It is certainly well explained here why Catholics are taken with her. But I wanted to know more — particularly given the focus of the piece on the Mohawk community — what her life meant to Mohawks.
We’re told that some American Indians doubt the Jesuit account of her life and that her spirituality was mostly “of the real old faith.” Another Mohawk says he doesn’t look at it like she gave up her native beliefs so much as added to them. But we’re not told what those old beliefs are or why they’re revered by modern Mohawks.
We then learn about two different shrines that honor her. One is in a church named for the martyrs that has, we’re told, an “altar to Kateri.” I’m more familiar with hearing about the altars of various saints or figures, not to them. Another shrine is across the river, focused on devotion to Kateri. It was opened by Franciscans. That shrine includes American Indian symbols of importance — cedar, tobacco, sage and sweet grass. Masses include Mohawk language and drums.
With the focus on the Mohawk, I hoped to find out more basic details about non-Catholic Mohawks. So, for instance, we’re told that there are an estimated 680,000 American Indian Catholics. Kateri’s canonization will be important to them as well as their non-American Indian brethren in the church. But how many “conflicted” people are there?
I think it’s potentially fine to focus on the conflicted, but I wanted to know more about their number.
I found this January report from AFP, which quoted some of the same people as this Times piece. It also emphasizes those Mohawks who aren’t fans of Catholicism:
Tom Porter, who lives a short drive down the road from the Kateri Shrine, believes Kateri unwittingly contributed to the destruction of her people. “She was used,” he said in a rare interview.
Unlike many modern Mohawks who have either converted or are not interested in any religion, Porter works actively to restore the old beliefs. He lives with family and a handful of followers on a farm where they grow their own crops, raise cattle and use work horses to plow the earth. A longtime Mohawk acting chief, Porter is immersed in the spiritual ways of his forefathers. Inviting a reporter to join a huge family meal in the compound’s main house, Porter, whose native name is Sakokwenionkwas, or “He Who Wins”, said the moon, the sun and thunder are more important to the Iroquois than saints or popes. “Christianity is not a shoe that will ever fit. Not for my feet, or my heart, or my soul,” he said. A humorous man, Porter carries echoes in his face of the proud, eagle-like features seen in old pictures of tribesmen. But he could not conceal his bitterness. To him, there is no difference between the spread of Christianity and the cruel policies, including forced assimilation in grim 20th-century government boarding schools, that were used to subjugate Native Americans.

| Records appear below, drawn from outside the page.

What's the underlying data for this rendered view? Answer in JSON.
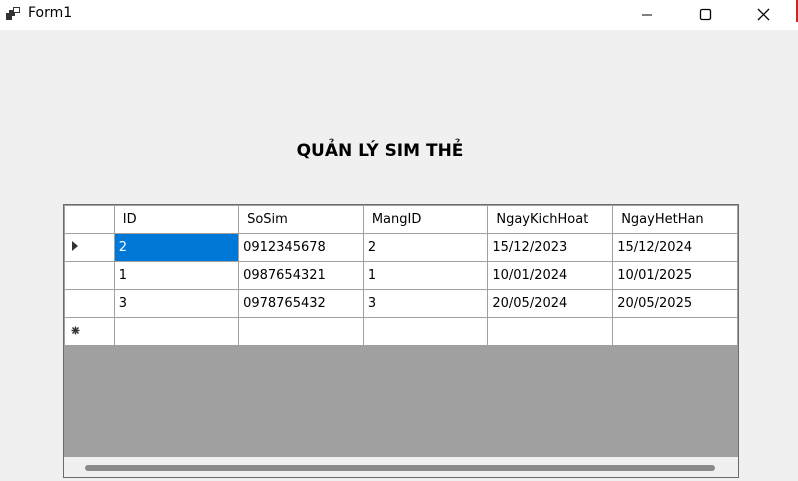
{
  "window": {
    "title": "Form1",
    "app_icon": "app-window-icon",
    "controls": {
      "minimize": "minimize-icon",
      "maximize": "maximize-icon",
      "close": "close-icon"
    }
  },
  "form": {
    "heading": "QUẢN LÝ SIM THẺ"
  },
  "grid": {
    "columns": [
      "ID",
      "SoSim",
      "MangID",
      "NgayKichHoat",
      "NgayHetHan"
    ],
    "rows": [
      {
        "ID": "2",
        "SoSim": "0912345678",
        "MangID": "2",
        "NgayKichHoat": "15/12/2023",
        "NgayHetHan": "15/12/2024",
        "current": true,
        "selected_cell": "ID"
      },
      {
        "ID": "1",
        "SoSim": "0987654321",
        "MangID": "1",
        "NgayKichHoat": "10/01/2024",
        "NgayHetHan": "10/01/2025"
      },
      {
        "ID": "3",
        "SoSim": "0978765432",
        "MangID": "3",
        "NgayKichHoat": "20/05/2024",
        "NgayHetHan": "20/05/2025"
      }
    ],
    "new_row_marker": "new-row-asterisk-icon",
    "current_row_marker": "current-row-arrow-icon",
    "colors": {
      "selection": "#0078d7",
      "empty_area": "#a0a0a0"
    }
  }
}
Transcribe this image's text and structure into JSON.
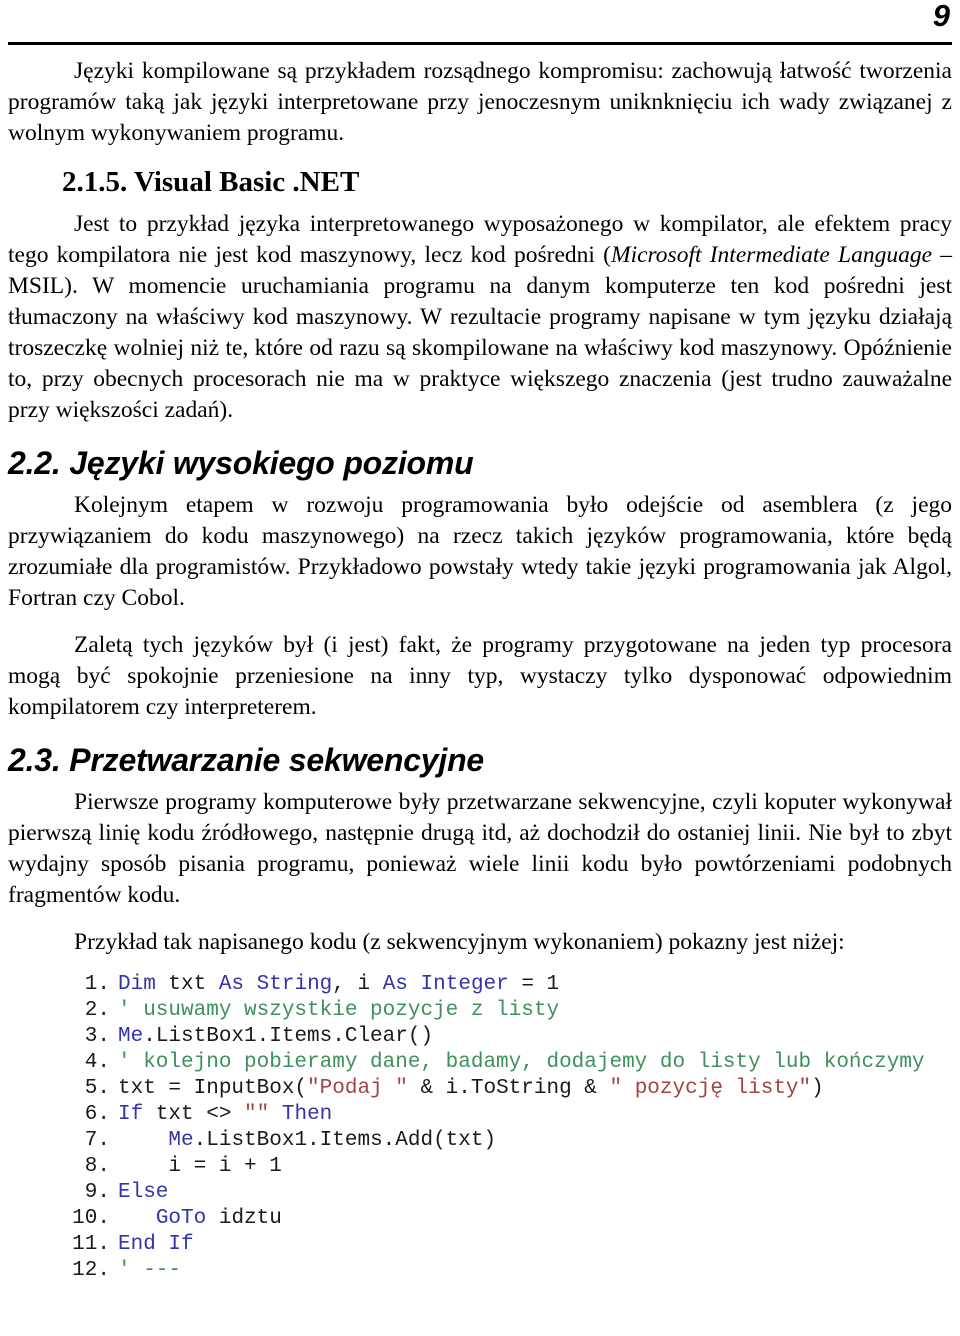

He adds that he thinks she was forced to convert. This wasn’t quite the tone of the Times article. Again, though, it would have been nice to know more about those “old beliefs” as well as, perhaps, why media coverage of the canonization of a Christian woman is focusing so much on people outside of the Catholic church. Mentioning is one thing. The focus is another. Particularly without an understanding of how large or influential the Mohawk community and activists opposed to the church’s canonization are.
But what do you think? Isn’t it still an interesting and well-told story?